Technological innovation, an increasingly confident consumer and a growing focus on ESG are re-shaping the long-term growth opportunity in emerging market equities.
Emerging markets (EMs) have experienced a seismic shift over the past decade. While they have traditionally been perceived as dominated by ‘old economy’ industries like low-cost manufacturing and commodity production, many EM economies have transitioned from ‘primary’ and ‘secondary’ industries toward ‘tertiary’ or service-based industries.1 This evolution is reflected in the makeup of the investible EM equities universe—new economy sectors, including consumer discretionary, information technology, communication services and health care, now account for roughly 55% of the EM benchmark index, nearly double the weighting of 10 years ago. At the same time, old economy industries like energy, materials, industrials and utilities have nearly halved in size to make up roughly 19% of the index today.2 And the change is broad-based, occurring across countries from China to India to South Africa to Brazil.
While we continue to see value in select companies across more traditional sectors, we believe this widespread transition in the EM landscape, coupled with changing consumption patterns and an increased focus on sustainability, presents a compelling long-term opportunity in EM companies that are exposed to these trends—and/or that are enablers of the change.
EMs Dominating Fast-Growing Sectors
While the shift toward the new economy is indeed global, EM companies are at the forefront of many of these fast-growing but highly concentrated sectors.
EMs Lead EV Battery Industry Growth
The electric vehicle (EV) battery industry is one example. Amid the push toward green investment globally, the EV battery sector has been one of the primary beneficiaries—thanks in large part to government subsidies for clean energy, which have helped narrow the price gap between EVs and traditional internal combustion vehicles. This in turn is driving demand higher—which is forecast to grow by 5.4x by 20253—as well as resulting in increased production volumes, improved efficiency and lower costs of production. As these dynamics continue to play out, the price gap between EVs and traditional vehicles is forecast to narrow even further, and effectively close by 20254.
Mindful of the growing disruption to their traditional lines of business, auto companies across the world are also investing heavily in new EV designs, which should lead to a continued ramp-up in new model launches. Combined with the expected narrowing of the price gap, this is likely to drive EV unit sales and market penetration even higher over the next decade. In our view, this bodes well for key EV battery producers, many of which have already secured long-term supply contracts with major global auto companies.5
1. Primary industries involve acquiring raw materials, while secondary industries
focus on manufacturing these raw materials into products. Tertiary industries refer

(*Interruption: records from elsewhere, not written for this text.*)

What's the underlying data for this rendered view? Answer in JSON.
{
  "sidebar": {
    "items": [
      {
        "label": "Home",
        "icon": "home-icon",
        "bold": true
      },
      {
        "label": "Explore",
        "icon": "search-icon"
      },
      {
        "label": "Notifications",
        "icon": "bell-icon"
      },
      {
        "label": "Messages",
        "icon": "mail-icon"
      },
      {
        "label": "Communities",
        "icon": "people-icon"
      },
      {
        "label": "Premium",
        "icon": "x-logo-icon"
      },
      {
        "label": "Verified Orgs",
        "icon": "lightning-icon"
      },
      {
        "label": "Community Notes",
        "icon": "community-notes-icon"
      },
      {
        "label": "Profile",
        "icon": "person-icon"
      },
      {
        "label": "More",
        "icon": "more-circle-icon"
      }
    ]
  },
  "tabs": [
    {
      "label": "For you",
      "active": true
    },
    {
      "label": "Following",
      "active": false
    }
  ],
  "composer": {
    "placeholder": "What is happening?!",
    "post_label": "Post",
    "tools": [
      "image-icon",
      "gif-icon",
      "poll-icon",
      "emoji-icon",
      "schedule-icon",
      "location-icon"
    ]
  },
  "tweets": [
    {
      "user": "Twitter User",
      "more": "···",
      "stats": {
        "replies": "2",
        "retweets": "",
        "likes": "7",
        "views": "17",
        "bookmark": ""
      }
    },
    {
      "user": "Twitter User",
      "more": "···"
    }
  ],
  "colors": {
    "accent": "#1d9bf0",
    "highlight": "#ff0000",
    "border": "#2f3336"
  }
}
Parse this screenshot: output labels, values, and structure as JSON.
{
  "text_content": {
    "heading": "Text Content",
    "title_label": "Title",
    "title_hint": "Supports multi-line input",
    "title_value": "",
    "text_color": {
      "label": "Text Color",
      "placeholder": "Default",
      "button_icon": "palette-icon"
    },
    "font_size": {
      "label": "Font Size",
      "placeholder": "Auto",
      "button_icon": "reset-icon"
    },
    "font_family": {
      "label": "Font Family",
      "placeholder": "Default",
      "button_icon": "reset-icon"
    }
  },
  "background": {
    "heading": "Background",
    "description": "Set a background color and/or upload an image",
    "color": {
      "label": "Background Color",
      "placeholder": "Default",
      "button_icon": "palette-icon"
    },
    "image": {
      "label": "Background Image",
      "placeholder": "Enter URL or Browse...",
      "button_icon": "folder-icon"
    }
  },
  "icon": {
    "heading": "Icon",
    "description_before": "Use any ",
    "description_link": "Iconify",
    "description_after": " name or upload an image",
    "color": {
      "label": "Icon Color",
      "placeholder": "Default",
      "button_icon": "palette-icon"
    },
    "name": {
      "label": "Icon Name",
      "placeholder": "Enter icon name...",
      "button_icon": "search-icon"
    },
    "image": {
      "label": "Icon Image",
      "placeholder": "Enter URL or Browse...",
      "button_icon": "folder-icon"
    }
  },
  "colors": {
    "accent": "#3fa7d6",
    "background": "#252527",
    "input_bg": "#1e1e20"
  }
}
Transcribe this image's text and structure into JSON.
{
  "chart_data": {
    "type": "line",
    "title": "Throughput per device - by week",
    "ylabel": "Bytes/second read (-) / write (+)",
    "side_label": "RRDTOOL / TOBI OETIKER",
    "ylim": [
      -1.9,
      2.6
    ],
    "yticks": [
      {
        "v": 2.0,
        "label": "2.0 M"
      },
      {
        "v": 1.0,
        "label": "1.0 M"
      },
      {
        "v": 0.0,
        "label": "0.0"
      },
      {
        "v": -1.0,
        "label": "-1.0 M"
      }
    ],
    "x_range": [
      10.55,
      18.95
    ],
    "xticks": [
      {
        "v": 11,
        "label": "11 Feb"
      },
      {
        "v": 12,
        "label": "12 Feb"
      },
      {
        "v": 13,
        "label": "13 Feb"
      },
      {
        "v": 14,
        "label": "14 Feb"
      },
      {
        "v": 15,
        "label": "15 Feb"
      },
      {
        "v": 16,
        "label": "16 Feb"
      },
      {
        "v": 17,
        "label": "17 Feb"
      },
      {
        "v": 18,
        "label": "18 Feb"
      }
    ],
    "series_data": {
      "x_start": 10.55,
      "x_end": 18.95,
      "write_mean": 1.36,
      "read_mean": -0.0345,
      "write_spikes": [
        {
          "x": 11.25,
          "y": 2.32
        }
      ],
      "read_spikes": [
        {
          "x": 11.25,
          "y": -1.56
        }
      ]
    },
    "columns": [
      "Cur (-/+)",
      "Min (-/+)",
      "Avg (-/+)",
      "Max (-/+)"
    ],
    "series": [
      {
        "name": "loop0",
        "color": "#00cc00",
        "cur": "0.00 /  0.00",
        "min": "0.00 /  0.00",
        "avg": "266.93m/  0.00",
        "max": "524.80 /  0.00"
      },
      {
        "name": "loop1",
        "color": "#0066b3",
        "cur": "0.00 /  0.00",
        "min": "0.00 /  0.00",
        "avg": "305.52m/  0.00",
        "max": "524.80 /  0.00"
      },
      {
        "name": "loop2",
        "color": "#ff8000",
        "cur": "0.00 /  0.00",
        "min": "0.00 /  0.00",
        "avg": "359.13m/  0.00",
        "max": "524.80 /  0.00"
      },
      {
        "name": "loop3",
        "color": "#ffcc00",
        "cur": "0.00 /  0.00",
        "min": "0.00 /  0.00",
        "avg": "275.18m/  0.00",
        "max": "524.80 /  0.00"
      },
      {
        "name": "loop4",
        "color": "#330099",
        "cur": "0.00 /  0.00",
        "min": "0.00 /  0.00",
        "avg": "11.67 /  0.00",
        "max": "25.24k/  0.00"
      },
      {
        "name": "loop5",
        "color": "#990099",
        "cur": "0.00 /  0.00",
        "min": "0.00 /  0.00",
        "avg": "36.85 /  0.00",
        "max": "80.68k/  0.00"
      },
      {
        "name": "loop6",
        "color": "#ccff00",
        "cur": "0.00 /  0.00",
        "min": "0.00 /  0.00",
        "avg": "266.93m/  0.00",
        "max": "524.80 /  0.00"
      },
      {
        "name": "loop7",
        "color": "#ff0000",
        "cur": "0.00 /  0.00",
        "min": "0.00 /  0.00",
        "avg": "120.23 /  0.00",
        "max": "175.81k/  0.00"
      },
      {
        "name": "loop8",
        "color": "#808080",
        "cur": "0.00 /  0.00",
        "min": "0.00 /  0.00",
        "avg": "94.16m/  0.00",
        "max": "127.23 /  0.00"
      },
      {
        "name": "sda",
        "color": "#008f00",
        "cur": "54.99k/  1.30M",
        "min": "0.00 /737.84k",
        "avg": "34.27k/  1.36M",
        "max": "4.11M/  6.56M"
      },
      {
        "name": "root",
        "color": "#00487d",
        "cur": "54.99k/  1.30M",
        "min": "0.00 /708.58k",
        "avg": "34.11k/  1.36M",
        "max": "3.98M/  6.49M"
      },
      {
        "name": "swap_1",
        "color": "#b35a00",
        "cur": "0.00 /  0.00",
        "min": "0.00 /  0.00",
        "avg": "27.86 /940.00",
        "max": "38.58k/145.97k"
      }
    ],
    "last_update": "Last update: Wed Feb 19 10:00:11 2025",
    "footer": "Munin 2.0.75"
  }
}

to the commercial services that support the production and distribution process.
2. Source: Barings, Factset. As of September 30, 2020.
3. Source: HSBC. As of September 30, 2020.
4. Source: HSBC. As of September 30, 2020.
5. Source: McKinsey. As of 2020.